Directions for this task:
Pick out each line below containing "Stereo".

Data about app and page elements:
*****

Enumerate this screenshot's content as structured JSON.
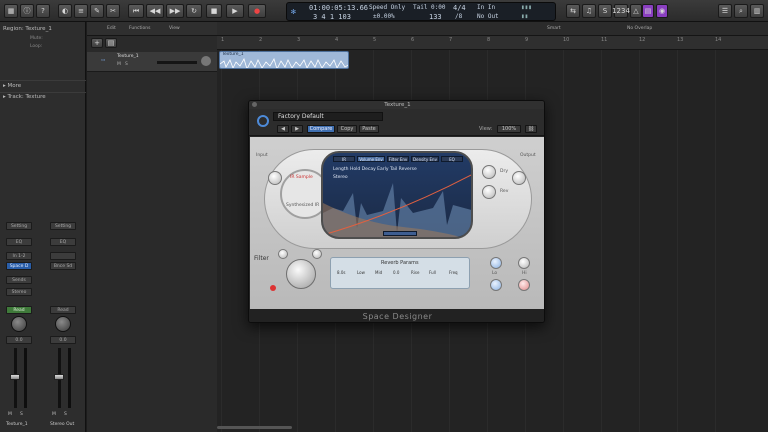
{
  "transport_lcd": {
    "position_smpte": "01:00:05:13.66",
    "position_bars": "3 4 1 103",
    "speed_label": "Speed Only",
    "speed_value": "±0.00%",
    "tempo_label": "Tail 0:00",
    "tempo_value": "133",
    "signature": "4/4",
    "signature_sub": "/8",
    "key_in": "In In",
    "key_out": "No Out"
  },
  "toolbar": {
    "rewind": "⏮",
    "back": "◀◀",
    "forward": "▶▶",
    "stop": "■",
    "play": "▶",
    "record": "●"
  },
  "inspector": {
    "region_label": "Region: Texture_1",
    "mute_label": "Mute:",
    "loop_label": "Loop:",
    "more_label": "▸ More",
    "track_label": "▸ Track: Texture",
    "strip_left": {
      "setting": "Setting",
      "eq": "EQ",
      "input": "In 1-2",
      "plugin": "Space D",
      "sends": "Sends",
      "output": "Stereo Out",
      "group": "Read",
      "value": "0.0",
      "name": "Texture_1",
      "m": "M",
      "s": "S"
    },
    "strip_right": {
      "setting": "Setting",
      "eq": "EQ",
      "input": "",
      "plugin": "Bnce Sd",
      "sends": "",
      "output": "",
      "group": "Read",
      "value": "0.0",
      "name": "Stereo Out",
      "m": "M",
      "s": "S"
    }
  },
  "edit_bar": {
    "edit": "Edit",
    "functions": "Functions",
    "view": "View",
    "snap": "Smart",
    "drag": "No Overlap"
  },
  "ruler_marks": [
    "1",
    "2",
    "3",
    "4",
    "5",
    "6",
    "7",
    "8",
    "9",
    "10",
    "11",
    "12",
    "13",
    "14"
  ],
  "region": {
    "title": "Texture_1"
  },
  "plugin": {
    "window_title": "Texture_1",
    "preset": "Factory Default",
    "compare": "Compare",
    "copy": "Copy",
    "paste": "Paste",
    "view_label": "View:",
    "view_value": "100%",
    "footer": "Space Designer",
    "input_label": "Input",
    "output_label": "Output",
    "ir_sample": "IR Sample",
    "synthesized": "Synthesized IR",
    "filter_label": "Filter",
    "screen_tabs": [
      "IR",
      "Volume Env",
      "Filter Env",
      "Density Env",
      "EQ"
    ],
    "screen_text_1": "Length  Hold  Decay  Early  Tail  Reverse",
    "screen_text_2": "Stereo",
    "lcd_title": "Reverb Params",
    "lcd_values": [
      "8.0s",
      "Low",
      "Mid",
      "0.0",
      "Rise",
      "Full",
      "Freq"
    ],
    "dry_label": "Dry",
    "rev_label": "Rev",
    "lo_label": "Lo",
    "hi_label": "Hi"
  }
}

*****

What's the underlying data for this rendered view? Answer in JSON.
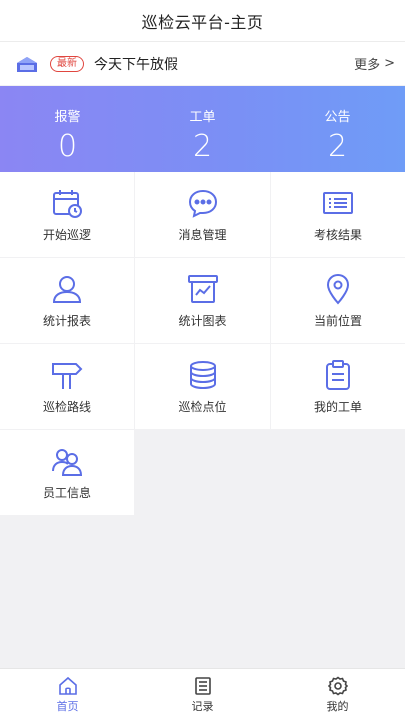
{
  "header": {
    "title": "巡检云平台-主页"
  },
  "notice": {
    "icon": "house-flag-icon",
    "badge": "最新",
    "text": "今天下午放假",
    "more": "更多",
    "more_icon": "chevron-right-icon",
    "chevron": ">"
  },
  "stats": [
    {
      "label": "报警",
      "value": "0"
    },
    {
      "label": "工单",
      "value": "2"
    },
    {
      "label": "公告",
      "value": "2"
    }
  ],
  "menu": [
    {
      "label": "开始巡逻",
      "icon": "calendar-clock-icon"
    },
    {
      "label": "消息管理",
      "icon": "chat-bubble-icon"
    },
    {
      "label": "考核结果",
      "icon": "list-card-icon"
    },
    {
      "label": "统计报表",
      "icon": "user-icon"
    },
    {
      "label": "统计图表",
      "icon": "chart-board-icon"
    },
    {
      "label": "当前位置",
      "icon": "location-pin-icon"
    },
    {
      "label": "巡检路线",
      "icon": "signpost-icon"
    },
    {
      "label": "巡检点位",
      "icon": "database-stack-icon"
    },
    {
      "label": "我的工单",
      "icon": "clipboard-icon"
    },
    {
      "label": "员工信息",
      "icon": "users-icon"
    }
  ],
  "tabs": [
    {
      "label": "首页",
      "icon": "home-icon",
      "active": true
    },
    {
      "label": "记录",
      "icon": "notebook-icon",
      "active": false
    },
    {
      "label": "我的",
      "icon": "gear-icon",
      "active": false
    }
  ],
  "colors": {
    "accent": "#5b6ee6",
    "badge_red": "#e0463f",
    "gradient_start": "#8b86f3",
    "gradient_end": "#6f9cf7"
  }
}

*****

Result of the task:
      "output": "Stereo Out",
      "name": "Stereo Out",
    "screen_text_2": "Stereo",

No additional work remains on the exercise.